Depending on your location of employment and specific duties, you may be expected to have additional abilities that are particular to everyday obligations. If you have these talents and attributes, you might be a good fit for a construction-related profession.
>> Read more: Important Construction Skills For Workers
3.2. Education and training for a construction worker
If you want to work as a construction worker, one of the first things you should think about is how much education you’ll need. Construction workers have a bachelor’s degree in 19.3 percent of cases. In terms of higher education, we discovered that 1.4 percent of construction workers had earned a master’s degree. Although some construction workers have a college diploma, anyone with a high school diploma or GED can work as one.
If you don’t think a college course is right for you, an apprenticeship can be a better option. Apprenticeships are open to everyone in England over the age of 16 (with no higher age limit). A groundworker intermediate apprenticeship will help you get a career as a construction worker. This means you’ll learn how to prepare the ground before beginning building. You must normally meet specific standards and have some GCSEs, most commonly English and Maths, to be eligible for an apprenticeship. You should examine the prerequisites for the exact type of apprenticeship that you are interested in, just like you would for a college course.
3.3. Necessary qualifications to become a construction worker
Many firms demand construction employees on their site to have a valid CSCS card (Construction Skills Certification Scheme card), even though it is not a legal necessity. The card verifies that you have completed the necessary training and have the necessary qualifications to do your work on the building site. It is credited with helping to improve health and safety on building sites in the United Kingdom.

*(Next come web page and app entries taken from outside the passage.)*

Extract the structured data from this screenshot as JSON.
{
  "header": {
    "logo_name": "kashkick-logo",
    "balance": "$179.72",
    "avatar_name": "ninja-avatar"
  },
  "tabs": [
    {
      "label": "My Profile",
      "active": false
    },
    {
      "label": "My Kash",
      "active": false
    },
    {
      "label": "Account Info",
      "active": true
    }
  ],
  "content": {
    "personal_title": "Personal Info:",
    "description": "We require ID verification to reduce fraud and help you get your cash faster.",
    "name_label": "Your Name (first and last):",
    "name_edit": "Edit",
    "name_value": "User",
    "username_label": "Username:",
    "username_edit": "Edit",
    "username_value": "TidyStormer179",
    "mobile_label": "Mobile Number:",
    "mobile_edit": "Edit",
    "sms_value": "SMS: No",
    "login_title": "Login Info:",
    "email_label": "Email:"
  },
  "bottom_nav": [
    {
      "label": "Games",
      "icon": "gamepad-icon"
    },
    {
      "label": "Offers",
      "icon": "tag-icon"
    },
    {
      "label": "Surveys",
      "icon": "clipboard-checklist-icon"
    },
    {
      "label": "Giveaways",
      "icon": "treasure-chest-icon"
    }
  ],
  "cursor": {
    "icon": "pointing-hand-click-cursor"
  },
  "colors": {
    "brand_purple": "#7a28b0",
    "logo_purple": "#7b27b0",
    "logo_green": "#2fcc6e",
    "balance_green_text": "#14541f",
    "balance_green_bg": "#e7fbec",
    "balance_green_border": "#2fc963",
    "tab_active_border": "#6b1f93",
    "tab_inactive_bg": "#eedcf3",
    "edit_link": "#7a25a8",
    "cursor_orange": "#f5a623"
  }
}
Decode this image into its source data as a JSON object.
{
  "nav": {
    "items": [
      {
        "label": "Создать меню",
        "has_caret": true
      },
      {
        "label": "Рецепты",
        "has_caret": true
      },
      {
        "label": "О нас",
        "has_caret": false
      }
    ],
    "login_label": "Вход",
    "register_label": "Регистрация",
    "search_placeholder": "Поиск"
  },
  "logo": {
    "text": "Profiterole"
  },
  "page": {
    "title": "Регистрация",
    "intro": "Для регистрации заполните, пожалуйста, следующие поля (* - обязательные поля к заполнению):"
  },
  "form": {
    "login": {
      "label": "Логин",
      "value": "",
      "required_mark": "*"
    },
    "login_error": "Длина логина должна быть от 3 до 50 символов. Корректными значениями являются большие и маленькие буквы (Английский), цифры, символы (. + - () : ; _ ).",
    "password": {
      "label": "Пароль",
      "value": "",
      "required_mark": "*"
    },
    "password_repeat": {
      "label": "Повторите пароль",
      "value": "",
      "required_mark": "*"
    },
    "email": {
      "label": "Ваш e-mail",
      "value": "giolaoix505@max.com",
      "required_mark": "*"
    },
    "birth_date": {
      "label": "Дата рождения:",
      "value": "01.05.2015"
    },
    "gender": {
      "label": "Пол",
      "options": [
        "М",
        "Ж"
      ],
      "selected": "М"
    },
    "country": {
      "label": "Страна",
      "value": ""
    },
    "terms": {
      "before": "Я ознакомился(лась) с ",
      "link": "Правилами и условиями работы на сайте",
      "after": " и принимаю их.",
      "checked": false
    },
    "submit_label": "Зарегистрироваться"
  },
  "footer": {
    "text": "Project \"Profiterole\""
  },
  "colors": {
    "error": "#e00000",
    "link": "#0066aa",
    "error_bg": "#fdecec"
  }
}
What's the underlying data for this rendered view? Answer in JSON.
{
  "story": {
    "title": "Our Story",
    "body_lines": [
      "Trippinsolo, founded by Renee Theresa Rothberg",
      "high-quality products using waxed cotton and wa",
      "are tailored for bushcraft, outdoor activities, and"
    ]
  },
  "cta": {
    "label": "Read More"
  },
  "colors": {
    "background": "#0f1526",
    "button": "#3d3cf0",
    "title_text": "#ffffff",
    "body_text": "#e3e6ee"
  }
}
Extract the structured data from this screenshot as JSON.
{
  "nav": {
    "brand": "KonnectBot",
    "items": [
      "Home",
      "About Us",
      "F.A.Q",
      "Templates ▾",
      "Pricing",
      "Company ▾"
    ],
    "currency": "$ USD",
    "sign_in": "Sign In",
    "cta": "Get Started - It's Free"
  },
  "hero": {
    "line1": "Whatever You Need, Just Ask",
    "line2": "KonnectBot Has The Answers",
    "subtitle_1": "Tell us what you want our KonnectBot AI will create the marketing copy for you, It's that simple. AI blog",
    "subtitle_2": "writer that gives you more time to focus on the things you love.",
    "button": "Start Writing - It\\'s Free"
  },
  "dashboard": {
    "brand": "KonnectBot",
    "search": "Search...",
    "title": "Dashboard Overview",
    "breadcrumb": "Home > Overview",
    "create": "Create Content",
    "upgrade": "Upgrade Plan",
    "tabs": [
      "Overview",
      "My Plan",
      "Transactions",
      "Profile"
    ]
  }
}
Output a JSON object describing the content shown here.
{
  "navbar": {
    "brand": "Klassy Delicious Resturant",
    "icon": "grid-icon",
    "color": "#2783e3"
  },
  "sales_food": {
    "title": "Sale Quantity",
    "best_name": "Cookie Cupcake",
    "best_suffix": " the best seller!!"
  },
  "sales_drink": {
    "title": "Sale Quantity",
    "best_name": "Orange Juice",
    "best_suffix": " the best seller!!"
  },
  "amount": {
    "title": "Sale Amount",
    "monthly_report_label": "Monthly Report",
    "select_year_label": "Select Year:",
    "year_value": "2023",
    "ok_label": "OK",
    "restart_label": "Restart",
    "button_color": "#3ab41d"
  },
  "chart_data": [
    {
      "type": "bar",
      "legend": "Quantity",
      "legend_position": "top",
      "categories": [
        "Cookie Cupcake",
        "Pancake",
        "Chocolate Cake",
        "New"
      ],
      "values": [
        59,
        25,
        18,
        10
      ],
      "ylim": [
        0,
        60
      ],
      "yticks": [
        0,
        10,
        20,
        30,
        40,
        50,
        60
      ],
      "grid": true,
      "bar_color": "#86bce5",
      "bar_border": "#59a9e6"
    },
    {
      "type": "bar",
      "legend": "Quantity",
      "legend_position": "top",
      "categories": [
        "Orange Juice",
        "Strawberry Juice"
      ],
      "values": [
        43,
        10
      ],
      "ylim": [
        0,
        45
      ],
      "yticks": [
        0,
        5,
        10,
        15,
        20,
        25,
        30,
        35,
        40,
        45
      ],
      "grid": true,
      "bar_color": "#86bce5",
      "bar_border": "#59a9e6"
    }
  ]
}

CSCS issues a variety of cards based on various construction jobs and credentials. If you’re doing an apprenticeship, for example, you’ll need a special card. The CSCS website lists the prerequisites for the apprentice card.
To prepare for the CSCS exam, you can visit our website and practice with Free CSCS Test Online.
Besides the CSCS Card, the OSHA Safety Certificate is one of the most common types of certification among construction workers. It is granted by the Delaware Technical Community College. You do not need to pass the exam to become a Certified Construction Worker with an OSHA Safety Certificate. A minimum of two years of work experience is required for this credential. Certification does not demand renewal; once earned, it is permanent.
4. How long does it take to become a construction worker?
Construction work takes one year or less to learn. That is the amount of time it takes to master certain construction worker skills only, and it does not include time spent in school.
If you choose to complete apprenticeships to further your education and develop more specialised skills, it often takes you two to four years to combine classroom instruction with on-the-job experience.
You might also spend time attending courses if you want to get certificates like OSHA or CSCS. For example, entry-level construction workers can take a 10-hour course, while those with more experience can take a 30-hour course to get OSHA certification.
Hope that the information above will help you understanding how to become a construction worker. If you believe you possess some of the talents required for becoming a construction worker and the job’s duties appeal to you, this may be an appropriate career path for you to pursue. Before you begin any specific training, you should have a clear grasp of the work position. Then you can investigate the many routes into the construction sector and conduct your own research to see what is available to meet your specific requirements.